The FTC has just announced proposed rulemaking to address negative option programs, following from its Advanced Notice of Proposed Rulemaking in 2019 and issuance of its Enforcement Policy Statement Regarding Negative Option Marketing in 2021.  As the FTC noted in the introduction to the proposed rule, “[p]roblematic negative option practices have remained a persistent source of consumer harm for decades, saddling shoppers with recurring payments for products and services they never intended to purchase or did not want to continue buying.”   

The FTC now seeks to amend the 1973 Negative Option Rule, which currently applies only to one form of negative option marketing (i.e. prenotification plans for the sale of goods), in order to extend its reach and to implement new requirements. The proposed changes would cover all forms of negative option marketing in all media (e.g., telephone, Internet, traditional print media, and in person transactions). The updated rule will be called the Rule Concerning Recurring Subscriptions and Other Negative Option Plans.

Although the FTC has used other tools to address harmful negative option programs not covered by the 1973 rule, including Section 5 of the FTC Act, ROSCA, the Telemarketing Sales Rule, and more, the FTC believes that all of these tools are limited: Section 5 requires individualized assessment of an ad’s net impression and the marketer’s practices; ROSCA does not prescribe specific steps marketers must follow to comply with the law’s requirements (disclosures, consent, ease of cancellation) and only applies to online sales; the TSR only applies to phone-based negative option marketing, etc. 

Accordingly, the FTC seeks to address what it considers a “patchwork of laws and regulations [that do] not provide industry and consumers with a consistent legal framework across media and offers.” Further, the proposed Rule, which would establish a common set of requirements applicable to all types of negative option marketing, would also allow the FTC to seek civil penalties and consumer redress in many contexts where such remedies are currently unavailable.

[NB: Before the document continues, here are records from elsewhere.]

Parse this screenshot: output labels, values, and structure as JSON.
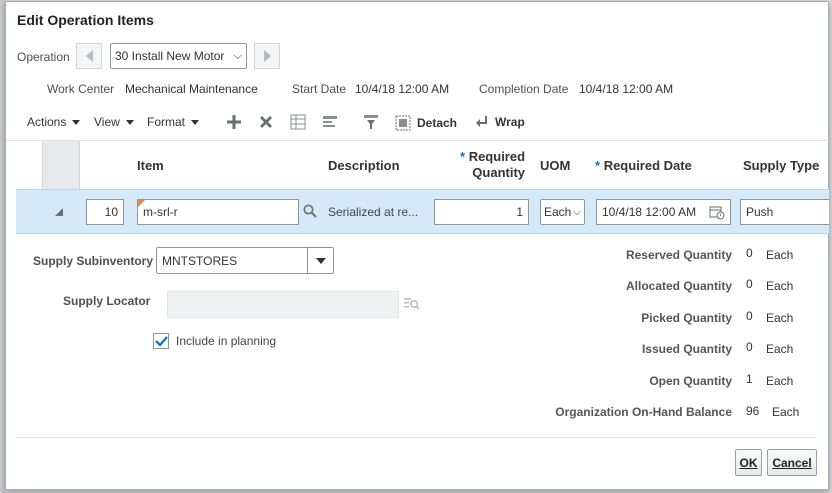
{
  "dialog": {
    "title": "Edit Operation Items"
  },
  "operation": {
    "label": "Operation",
    "value": "30 Install New Motor"
  },
  "info": {
    "work_center_label": "Work Center",
    "work_center_value": "Mechanical Maintenance",
    "start_date_label": "Start Date",
    "start_date_value": "10/4/18 12:00 AM",
    "completion_date_label": "Completion Date",
    "completion_date_value": "10/4/18 12:00 AM"
  },
  "toolbar": {
    "actions": "Actions",
    "view": "View",
    "format": "Format",
    "detach": "Detach",
    "wrap": "Wrap"
  },
  "table": {
    "headers": {
      "item": "Item",
      "description": "Description",
      "required": "Required",
      "quantity": "Quantity",
      "uom": "UOM",
      "required_date": "Required Date",
      "supply_type": "Supply Type"
    },
    "row": {
      "seq": "10",
      "item": "m-srl-r",
      "description": "Serialized at re...",
      "required_quantity": "1",
      "uom": "Each",
      "required_date": "10/4/18 12:00 AM",
      "supply_type": "Push"
    }
  },
  "detail": {
    "supply_subinventory_label": "Supply Subinventory",
    "supply_subinventory_value": "MNTSTORES",
    "supply_locator_label": "Supply Locator",
    "supply_locator_value": "",
    "include_in_planning_label": "Include in planning",
    "include_in_planning_checked": true,
    "quantities": [
      {
        "label": "Reserved Quantity",
        "value": "0",
        "unit": "Each"
      },
      {
        "label": "Allocated Quantity",
        "value": "0",
        "unit": "Each"
      },
      {
        "label": "Picked Quantity",
        "value": "0",
        "unit": "Each"
      },
      {
        "label": "Issued Quantity",
        "value": "0",
        "unit": "Each"
      },
      {
        "label": "Open Quantity",
        "value": "1",
        "unit": "Each"
      },
      {
        "label": "Organization On-Hand Balance",
        "value": "96",
        "unit": "Each"
      }
    ]
  },
  "buttons": {
    "ok": "OK",
    "cancel": "Cancel"
  },
  "colors": {
    "selected_row": "#d6e9f8",
    "required_star": "#0572ce",
    "check": "#0572ce"
  }
}
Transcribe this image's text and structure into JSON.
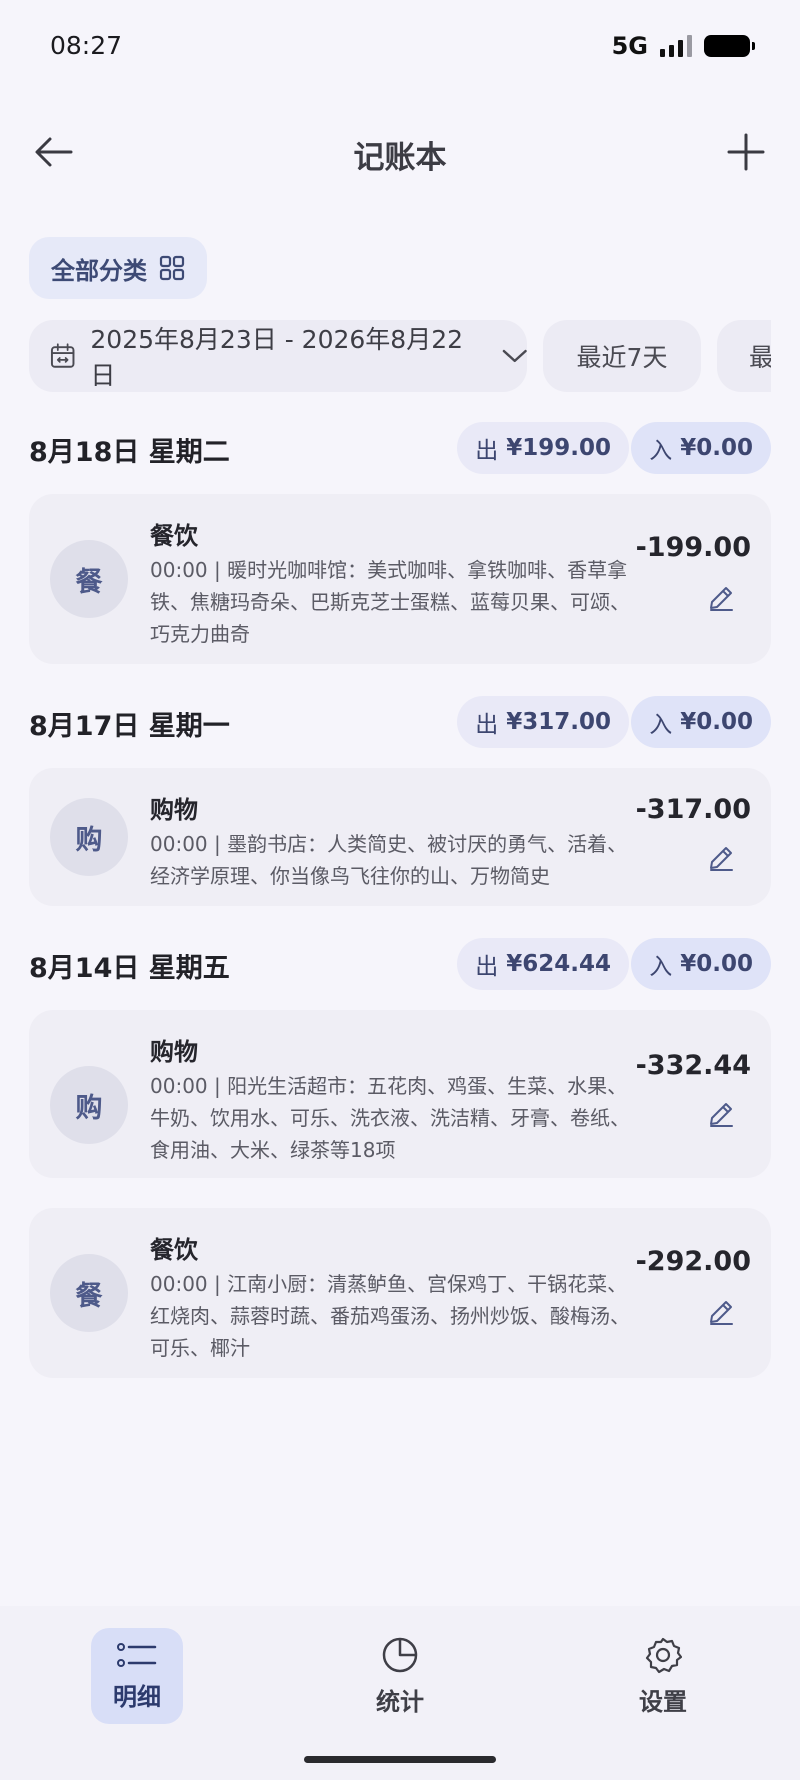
{
  "status_bar": {
    "time": "08:27",
    "network": "5G"
  },
  "header": {
    "title": "记账本"
  },
  "filters": {
    "category_label": "全部分类",
    "date_range": "2025年8月23日 - 2026年8月22日",
    "quick_ranges": [
      "最近7天",
      "最"
    ]
  },
  "days": [
    {
      "date": "8月18日 星期二",
      "out_label": "出",
      "out_amount": "¥199.00",
      "in_label": "入",
      "in_amount": "¥0.00",
      "entries": [
        {
          "avatar": "餐",
          "category": "餐饮",
          "desc": "00:00 | 暖时光咖啡馆：美式咖啡、拿铁咖啡、香草拿铁、焦糖玛奇朵、巴斯克芝士蛋糕、蓝莓贝果、可颂、巧克力曲奇",
          "amount": "-199.00"
        }
      ]
    },
    {
      "date": "8月17日 星期一",
      "out_label": "出",
      "out_amount": "¥317.00",
      "in_label": "入",
      "in_amount": "¥0.00",
      "entries": [
        {
          "avatar": "购",
          "category": "购物",
          "desc": "00:00 | 墨韵书店：人类简史、被讨厌的勇气、活着、经济学原理、你当像鸟飞往你的山、万物简史",
          "amount": "-317.00"
        }
      ]
    },
    {
      "date": "8月14日 星期五",
      "out_label": "出",
      "out_amount": "¥624.44",
      "in_label": "入",
      "in_amount": "¥0.00",
      "entries": [
        {
          "avatar": "购",
          "category": "购物",
          "desc": "00:00 | 阳光生活超市：五花肉、鸡蛋、生菜、水果、牛奶、饮用水、可乐、洗衣液、洗洁精、牙膏、卷纸、食用油、大米、绿茶等18项",
          "amount": "-332.44"
        },
        {
          "avatar": "餐",
          "category": "餐饮",
          "desc": "00:00 | 江南小厨：清蒸鲈鱼、宫保鸡丁、干锅花菜、红烧肉、蒜蓉时蔬、番茄鸡蛋汤、扬州炒饭、酸梅汤、可乐、椰汁",
          "amount": "-292.00"
        }
      ]
    }
  ],
  "bottom_nav": [
    {
      "label": "明细",
      "icon": "list-icon",
      "active": true
    },
    {
      "label": "统计",
      "icon": "pie-chart-icon",
      "active": false
    },
    {
      "label": "设置",
      "icon": "gear-icon",
      "active": false
    }
  ],
  "colors": {
    "accent": "#3d4a75",
    "active_nav_bg": "#d8def7",
    "card_bg": "#efeef5"
  }
}
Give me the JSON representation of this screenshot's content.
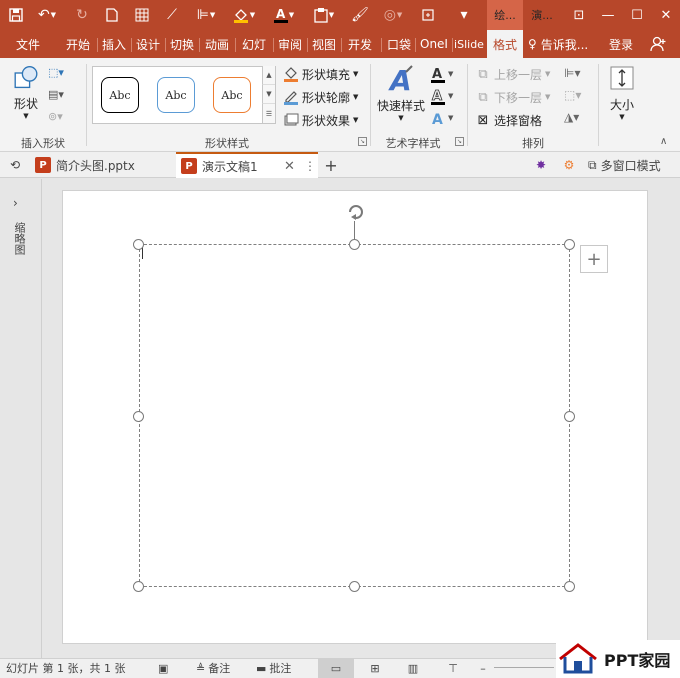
{
  "titlebar": {
    "context_group_1": "绘...",
    "context_group_2": "演...",
    "window_buttons": {
      "restore_ribbon": "⊡",
      "minimize": "—",
      "maximize": "☐",
      "close": "✕"
    }
  },
  "menu": {
    "tabs": [
      "文件",
      "开始",
      "插入",
      "设计",
      "切换",
      "动画",
      "幻灯",
      "审阅",
      "视图",
      "开发",
      "口袋",
      "OneI",
      "iSlide",
      "格式"
    ],
    "active_tab": "格式",
    "tell_me": "告诉我...",
    "login": "登录"
  },
  "ribbon": {
    "insert_shapes": {
      "shape_label": "形状",
      "group_label": "插入形状"
    },
    "shape_styles": {
      "gallery": [
        "Abc",
        "Abc",
        "Abc"
      ],
      "fill": "形状填充",
      "outline": "形状轮廓",
      "effects": "形状效果",
      "group_label": "形状样式"
    },
    "wordart": {
      "quick_styles": "快速样式",
      "group_label": "艺术字样式"
    },
    "arrange": {
      "bring_forward": "上移一层",
      "send_backward": "下移一层",
      "selection_pane": "选择窗格",
      "group_label": "排列"
    },
    "size": {
      "label": "大小"
    }
  },
  "doc_tabs": {
    "tab1": "简介头图.pptx",
    "tab2": "演示文稿1",
    "multi_window": "多窗口模式"
  },
  "left_pane": {
    "label": "缩略图"
  },
  "statusbar": {
    "slide_info": "幻灯片 第 1 张，共 1 张",
    "notes": "备注",
    "comments": "批注",
    "watermark": "PPT家园"
  },
  "colors": {
    "accent": "#b7472a",
    "ribbon_bg": "#f3f3f3",
    "gallery_black": "#000000",
    "gallery_blue": "#5b9bd5",
    "gallery_orange": "#ed7d31"
  }
}
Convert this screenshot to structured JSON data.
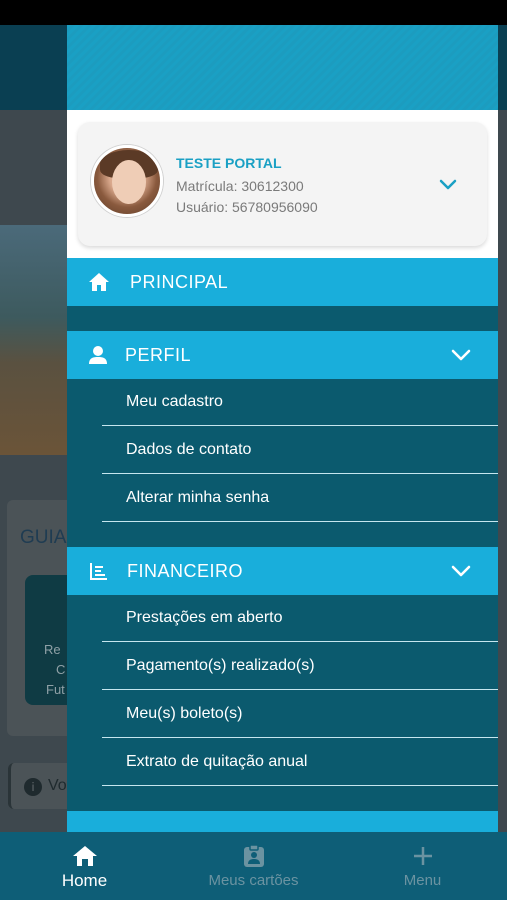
{
  "profile": {
    "name": "TESTE PORTAL",
    "matricula": "Matrícula: 30612300",
    "usuario": "Usuário: 56780956090"
  },
  "menu": {
    "principal": "PRINCIPAL",
    "perfil": {
      "label": "PERFIL",
      "items": [
        "Meu cadastro",
        "Dados de contato",
        "Alterar minha senha"
      ]
    },
    "financeiro": {
      "label": "FINANCEIRO",
      "items": [
        "Prestações em aberto",
        "Pagamento(s) realizado(s)",
        "Meu(s) boleto(s)",
        "Extrato de quitação anual"
      ]
    }
  },
  "background": {
    "card_title": "GUIA",
    "tile_text": [
      "Re",
      "C",
      "Fut"
    ],
    "info_text": "Vo"
  },
  "tabbar": {
    "home": "Home",
    "cards": "Meus cartões",
    "menu": "Menu"
  },
  "colors": {
    "accent": "#19aedb",
    "drawer_bg": "#0b5a6e",
    "tabbar_bg": "#0e5e77",
    "name_color": "#1aa0c4"
  }
}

Highlights of the proposed rule:

  1. Disclosures must be “clear and conspicuous,” defined to mean “difficult to miss” (or, if online, “unavoidable,” i.e., no click throughs or hovers) and through the same means through which the communication in presented.  That means, as specifically stated in the proposed rule, that if the communication is made through both visual and audible means, such as in a tv ad, the disclosure must be presented simultaneously in both the visual and audible portions of the communication, even if the representation requiring the disclosure is made in only one means.  They must also appear in specified places: if directly related to the negative option feature, the disclosures must appear immediately adjacent to the means of recording the consumer’s consent for it; or (ii) If not directly related to the negative option feature, the disclosures must appear before consumers make a decision to buy (e.g., before they “add to shopping cart”).
  2. At a minimum, the following information must be disclosed: the charges will be on a recurring basis, unless the consumer timely takes steps to prevent or stop such charges; the deadline (by date or frequency) by which the consumer must act in order to stop all charges; the amount (or range of costs) the consumer will be charged and, if applicable, the frequency; the date (or dates) each charge will be submitted for payment; and how to cancel.
  3. The seller must obtain the purchaser’s "express informed consent" which the rule says means that the seller must obtain the consumer’s "unambiguously affirmative consent" to the negative option feature offer separately from any other portion of the transaction, along with the consumer’s unambiguous affirmative consent to the rest of the transaction.  Separate checkbox? Checkbox plus filling in a credit card number?  This isn’t clear, nor is it clear what this means for programs where the continuing nature of the subscription -- think movie streaming service --  is obvious (as opposed to, say, the purchase of a physical product which the consumer may or may not want to have continuously provided).
  4. The seller must provide a simple cancellation mechanism, i.e., one that is “at least as easy to use as the method the consumer used to initiate the negative option feature." The rule specifies the different minimum requirements for this “simple cancellation mechanism” for various media (phone, online, in person, etc).
  5. A seller cannot attempt to “save” the consumer from cancelling unless the seller obtains the consumer’s "unambiguously affirmative consent" to receive a save prior to cancellation  (e.g., “Would you like to consider a different price or plan that could save you money?”).  If the consumers says no, the seller cannot attempt any more saves and must immediately process the cancellation.
  6. For subscriptions of non-physical goods (think movie streaming service again), the seller must provide reminder notices to consumers, at least annually, identifying the product or service, the frequency and amount of charges, and how to cancel.

The proposed rule provides that state laws are not preempted except to the extent that compliance with both state and federal requirements is not possible. State laws can provide additional protection. (This is similar the federal gift card law which effectively acts as a floor, but not a ceiling; for example, the federal gift card law allows gift cards to expire after 5 years; many state prohibit expiration dates on gift cards altogether.)  So, unfortunately, even if the proposed rule is enacted as is, marketers will still have to pay attention to the “patchwork of laws and regulations” that exist in the states.

Interested parties have sixty days to comment on the proposed rule.